The constant rhetoric is that our currency needs to be lower and this will be of a large benefit to exporters and therefore our underlying economy.
Post the decision of the Reserve Bank to lower interest rates this month, we have now seen the NZD fall back to a level of 0.6535 cents versus the USD, remembering we were as high as 0.8810 cents back in late 2014.
Whilst we are an export led country and this is undoubtedly a tailwind for the sector, it does not come without other consequences, notably the relative 'cheapness' of many of our prime assets for offshore investors.
Just last month, Goodman Property Trust sold their interests in the VXV office portfolio, a cluster of seven office parks in Auckland to Blackstone Group, a US based global investment firm.
Vodafone NZ has been sold to a consortium (subject to commerce commission and overseas investment office approval) including Brookfield Asset Management, another global alternative asset manager who is co-listed on the New York, Toronto and Euronext stock exchanges. This is just the tip of the iceberg.
Locally, investors have been lamenting the move lower in interest rates and how it was making investors re-think how they were deploying their investments.
Despite this backdrop, yields of 4.00-6.00 per cent in a global context still remain attractive relative to investors in Europe as an example; when you consider they are able to fund at interest rate levels closer to 0.00 per cent.
Adding to this, we have a currency that has been in freefall further 'sweetening' the deal. This is not limited to the private market, since December 2017; our NZX50 (equity market) has returned circa ~20 per cent, with a lot of this outperformance coming in the form of foreign capital and a low interest rate environment.
Low interest rates are not unique to NZ, but this obsession with a lower currency to engineer imported inflation and boost exporters is proving highly attractive for foreign capital.

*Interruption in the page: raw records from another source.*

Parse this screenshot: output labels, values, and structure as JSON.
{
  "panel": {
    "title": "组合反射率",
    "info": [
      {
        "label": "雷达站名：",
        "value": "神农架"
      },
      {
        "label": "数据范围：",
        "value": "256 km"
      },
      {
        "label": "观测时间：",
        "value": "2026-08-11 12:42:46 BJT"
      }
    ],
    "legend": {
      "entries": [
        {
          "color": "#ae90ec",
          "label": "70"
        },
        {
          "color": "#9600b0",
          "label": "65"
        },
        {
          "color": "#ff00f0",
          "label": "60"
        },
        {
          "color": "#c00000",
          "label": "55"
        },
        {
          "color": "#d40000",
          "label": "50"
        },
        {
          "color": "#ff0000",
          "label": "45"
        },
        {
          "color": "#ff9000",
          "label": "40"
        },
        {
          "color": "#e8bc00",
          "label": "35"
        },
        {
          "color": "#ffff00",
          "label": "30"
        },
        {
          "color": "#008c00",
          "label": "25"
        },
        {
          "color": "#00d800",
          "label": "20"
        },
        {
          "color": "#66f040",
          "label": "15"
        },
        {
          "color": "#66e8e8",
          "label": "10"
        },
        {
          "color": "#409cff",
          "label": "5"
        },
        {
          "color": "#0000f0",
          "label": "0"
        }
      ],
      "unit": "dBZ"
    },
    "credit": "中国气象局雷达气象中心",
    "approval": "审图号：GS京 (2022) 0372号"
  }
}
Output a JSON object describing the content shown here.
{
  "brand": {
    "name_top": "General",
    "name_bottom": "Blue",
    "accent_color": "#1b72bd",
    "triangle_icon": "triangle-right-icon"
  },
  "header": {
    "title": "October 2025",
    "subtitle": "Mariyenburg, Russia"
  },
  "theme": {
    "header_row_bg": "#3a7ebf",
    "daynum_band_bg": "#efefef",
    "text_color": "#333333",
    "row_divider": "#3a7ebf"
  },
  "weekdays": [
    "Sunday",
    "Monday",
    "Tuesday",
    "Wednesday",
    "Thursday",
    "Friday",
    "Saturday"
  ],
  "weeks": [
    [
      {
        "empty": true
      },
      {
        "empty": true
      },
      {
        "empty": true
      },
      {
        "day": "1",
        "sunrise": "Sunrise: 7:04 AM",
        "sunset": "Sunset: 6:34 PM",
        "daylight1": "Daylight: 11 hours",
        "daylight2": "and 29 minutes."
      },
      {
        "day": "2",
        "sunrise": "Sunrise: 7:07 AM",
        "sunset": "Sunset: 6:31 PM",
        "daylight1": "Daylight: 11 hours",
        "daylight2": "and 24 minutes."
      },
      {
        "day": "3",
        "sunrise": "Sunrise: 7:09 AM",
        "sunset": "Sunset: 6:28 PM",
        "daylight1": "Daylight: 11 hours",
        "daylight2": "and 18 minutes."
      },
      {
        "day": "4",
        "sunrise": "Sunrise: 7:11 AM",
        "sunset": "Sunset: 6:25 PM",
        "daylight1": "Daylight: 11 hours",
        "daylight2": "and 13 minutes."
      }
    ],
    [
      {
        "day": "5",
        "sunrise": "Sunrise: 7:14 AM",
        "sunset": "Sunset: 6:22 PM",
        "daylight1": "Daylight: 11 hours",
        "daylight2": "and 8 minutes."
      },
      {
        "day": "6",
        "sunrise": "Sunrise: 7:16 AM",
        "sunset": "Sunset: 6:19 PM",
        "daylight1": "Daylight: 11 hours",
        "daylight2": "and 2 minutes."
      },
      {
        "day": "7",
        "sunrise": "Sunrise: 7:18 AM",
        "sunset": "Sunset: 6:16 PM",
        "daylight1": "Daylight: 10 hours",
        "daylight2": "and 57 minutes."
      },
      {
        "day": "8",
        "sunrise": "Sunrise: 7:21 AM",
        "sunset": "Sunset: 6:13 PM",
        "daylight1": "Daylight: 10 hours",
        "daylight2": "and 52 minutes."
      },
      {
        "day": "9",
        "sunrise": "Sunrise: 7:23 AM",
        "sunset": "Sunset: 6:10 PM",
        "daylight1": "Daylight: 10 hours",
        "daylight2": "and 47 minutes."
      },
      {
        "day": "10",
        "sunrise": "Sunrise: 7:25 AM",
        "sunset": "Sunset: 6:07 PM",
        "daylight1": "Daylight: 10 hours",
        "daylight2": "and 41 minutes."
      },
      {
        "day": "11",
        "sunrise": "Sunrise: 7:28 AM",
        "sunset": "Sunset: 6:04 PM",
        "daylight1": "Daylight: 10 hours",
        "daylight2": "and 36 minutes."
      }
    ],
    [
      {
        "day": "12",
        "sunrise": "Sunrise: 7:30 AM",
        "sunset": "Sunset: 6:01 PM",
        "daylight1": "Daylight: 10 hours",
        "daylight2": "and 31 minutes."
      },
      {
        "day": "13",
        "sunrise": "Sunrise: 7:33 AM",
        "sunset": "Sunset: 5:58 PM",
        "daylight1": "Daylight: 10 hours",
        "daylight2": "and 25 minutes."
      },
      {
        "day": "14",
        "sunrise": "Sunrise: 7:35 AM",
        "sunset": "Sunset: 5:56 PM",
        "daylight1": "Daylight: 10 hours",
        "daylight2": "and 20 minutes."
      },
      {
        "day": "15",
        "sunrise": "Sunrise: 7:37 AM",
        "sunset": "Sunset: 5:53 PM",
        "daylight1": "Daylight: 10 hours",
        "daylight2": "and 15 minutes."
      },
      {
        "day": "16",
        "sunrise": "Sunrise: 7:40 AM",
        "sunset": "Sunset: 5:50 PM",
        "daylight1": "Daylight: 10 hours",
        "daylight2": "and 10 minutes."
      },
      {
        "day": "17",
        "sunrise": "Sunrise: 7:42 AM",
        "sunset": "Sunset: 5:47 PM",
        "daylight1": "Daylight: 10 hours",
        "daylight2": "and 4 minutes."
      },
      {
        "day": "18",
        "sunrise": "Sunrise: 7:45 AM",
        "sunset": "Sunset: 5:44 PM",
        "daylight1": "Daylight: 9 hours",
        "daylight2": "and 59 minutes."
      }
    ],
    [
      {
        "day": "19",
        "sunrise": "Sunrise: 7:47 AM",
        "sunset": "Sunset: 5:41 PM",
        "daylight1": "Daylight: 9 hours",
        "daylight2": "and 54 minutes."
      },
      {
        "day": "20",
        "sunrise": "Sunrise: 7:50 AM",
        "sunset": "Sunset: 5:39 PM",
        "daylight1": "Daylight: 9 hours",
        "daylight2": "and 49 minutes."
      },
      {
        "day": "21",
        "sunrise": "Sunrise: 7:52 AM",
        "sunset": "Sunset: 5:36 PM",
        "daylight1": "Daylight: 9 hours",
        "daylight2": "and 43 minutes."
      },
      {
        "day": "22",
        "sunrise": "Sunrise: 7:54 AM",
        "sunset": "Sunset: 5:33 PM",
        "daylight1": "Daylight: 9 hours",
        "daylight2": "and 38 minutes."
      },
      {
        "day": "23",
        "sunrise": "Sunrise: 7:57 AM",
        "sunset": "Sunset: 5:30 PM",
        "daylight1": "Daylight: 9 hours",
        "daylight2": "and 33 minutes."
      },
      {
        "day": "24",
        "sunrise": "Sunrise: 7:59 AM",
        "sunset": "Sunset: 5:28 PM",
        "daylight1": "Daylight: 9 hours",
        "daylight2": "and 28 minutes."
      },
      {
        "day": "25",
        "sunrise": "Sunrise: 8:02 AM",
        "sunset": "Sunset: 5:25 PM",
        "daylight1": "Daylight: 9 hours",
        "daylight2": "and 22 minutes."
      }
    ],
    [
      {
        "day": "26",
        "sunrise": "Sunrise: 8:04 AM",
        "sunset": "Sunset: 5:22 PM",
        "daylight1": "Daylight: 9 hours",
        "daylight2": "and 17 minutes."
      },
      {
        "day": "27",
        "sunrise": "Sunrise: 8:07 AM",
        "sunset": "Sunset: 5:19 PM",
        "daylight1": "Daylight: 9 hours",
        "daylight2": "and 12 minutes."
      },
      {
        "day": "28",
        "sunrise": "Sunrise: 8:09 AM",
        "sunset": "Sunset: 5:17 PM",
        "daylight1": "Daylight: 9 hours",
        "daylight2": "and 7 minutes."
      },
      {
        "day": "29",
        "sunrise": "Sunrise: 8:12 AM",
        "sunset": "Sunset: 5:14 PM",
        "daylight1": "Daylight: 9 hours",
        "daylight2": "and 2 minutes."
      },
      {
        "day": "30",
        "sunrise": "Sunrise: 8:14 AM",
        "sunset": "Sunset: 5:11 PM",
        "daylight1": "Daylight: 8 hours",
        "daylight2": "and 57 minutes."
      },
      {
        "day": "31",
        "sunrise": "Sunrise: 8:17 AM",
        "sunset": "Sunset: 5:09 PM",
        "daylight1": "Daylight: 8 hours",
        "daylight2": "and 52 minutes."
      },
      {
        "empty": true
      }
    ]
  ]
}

Add in the political stability and relative ease of doing business in this country, then it is no wonder we are seeing many of our iconic companies being snapped up.
The counter argument will be that we have an Overseas Investment Office (OIO) to protect our national interests around key strategic assets.
However, with a number of private property deals and the recent sales of Trade Me, Restaurant Brands, Tip Top and Vodafone NZ are anything to go by; NZ is for sale; and to the highest bidder.
- Mark Fowler is Head of Investments at Hobson Wealth Partners.